SMC student launches

Josh Hiekali, a self- proclaimed entrepreneur, is targeting Santa Monica College students with his latest website, was created in December  2010 for SMC students to post their textbooks online and sell them for their desired price. The students posting textbooks on the website must register by creating a username and password, then they wait  for a buyer.

The actual transaction is not made online but typically arranged for an on-campus pickup. After the sale, registered users can remove those books off of their account. "Once you sell your book you won't get more calls," said Hiekali.

Hiekali believes his website benefits SMC students because they can often sell their textbooks for more money than the SMC Bookstore would offer them and buy textbooks for less money. "It's a win-win situation for the seller and buyer," said Hiekali.

Promotion is Hiekali's top priority. When the website was first launched, Hiekali walked around the SMC campus handing out fliers and business cards. Today, he has recruited friends who help him promote the website to SMC students.  "My friends and I are now a team, instead of me doing it on my own," said Hiekali.

Two months ago, the website had around 900 books posted. Today, the number nearly tripled, but there still aren't enough books posted to guarantee all students will find the textbooks they need. "If more books are posted, there [will be] more people coming to search [for] books," Hiekali said.
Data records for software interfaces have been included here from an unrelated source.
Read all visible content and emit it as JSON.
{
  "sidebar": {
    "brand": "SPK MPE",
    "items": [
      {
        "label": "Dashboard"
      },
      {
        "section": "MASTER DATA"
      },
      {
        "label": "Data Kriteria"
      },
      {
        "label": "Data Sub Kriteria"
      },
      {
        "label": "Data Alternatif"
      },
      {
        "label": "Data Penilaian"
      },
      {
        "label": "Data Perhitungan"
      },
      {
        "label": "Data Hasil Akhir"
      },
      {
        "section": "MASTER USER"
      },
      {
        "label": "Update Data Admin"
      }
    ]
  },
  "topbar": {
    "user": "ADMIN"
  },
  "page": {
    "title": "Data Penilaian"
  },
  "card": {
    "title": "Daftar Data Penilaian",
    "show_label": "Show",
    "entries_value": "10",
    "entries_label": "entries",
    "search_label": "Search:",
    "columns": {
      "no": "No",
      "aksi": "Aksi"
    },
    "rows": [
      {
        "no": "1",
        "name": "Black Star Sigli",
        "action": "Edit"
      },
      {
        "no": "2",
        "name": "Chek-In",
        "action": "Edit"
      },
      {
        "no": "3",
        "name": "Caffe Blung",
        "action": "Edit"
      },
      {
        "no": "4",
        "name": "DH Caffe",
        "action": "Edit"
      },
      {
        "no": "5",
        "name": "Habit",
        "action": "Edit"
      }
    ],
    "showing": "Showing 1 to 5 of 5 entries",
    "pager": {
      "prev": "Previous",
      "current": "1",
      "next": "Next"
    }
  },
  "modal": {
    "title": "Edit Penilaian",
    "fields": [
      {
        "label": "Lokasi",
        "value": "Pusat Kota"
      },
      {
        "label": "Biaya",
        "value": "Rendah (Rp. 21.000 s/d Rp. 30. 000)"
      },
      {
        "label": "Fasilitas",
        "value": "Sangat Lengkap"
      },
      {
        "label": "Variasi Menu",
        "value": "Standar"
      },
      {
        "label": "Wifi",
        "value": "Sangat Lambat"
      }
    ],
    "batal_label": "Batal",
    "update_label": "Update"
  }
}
On Monday, February 14, had over 8,000 hits and on Tuesday it went to nearly 15,000 hits, according to Hiekali. "This excites me every day," he said.

The number of website visits also includes those from  students like Dayanna Escobar,20, who couldn't find the books she were searching for.

Escobar is among the users whose search was unsuccessful. "I've been to the website three or four times and I never find what I'm looking for," said Escobar.

While all the details have not been yet arranged, SMC cafeteria's Eat Street is a sponsor for the website. "We are still in the process of trying to figure out this sponsorship with Eat Street," said Hiekali.

A few months before the creation of, Hiekali launched a website called, which gave SMC students the opportunity to share their notes, quizzes, and tests.

When Hiekali started promoting, SMC professors caught whiff of it and took the matter to College Disciplinarian Dean Judith Penchansky. The website was taken down immediately due to SMC‘s honor code and cheating regulations. "After the website was taken down, I thought, ‘okay, what can I do next?'" said Hiekali.                  

Hiekali's next goal is to target students from other campuses in Southern California. On March 7, will expand to UCLA and UCSB. "We will go to these colleges to promote our website to the students," said Hiekali.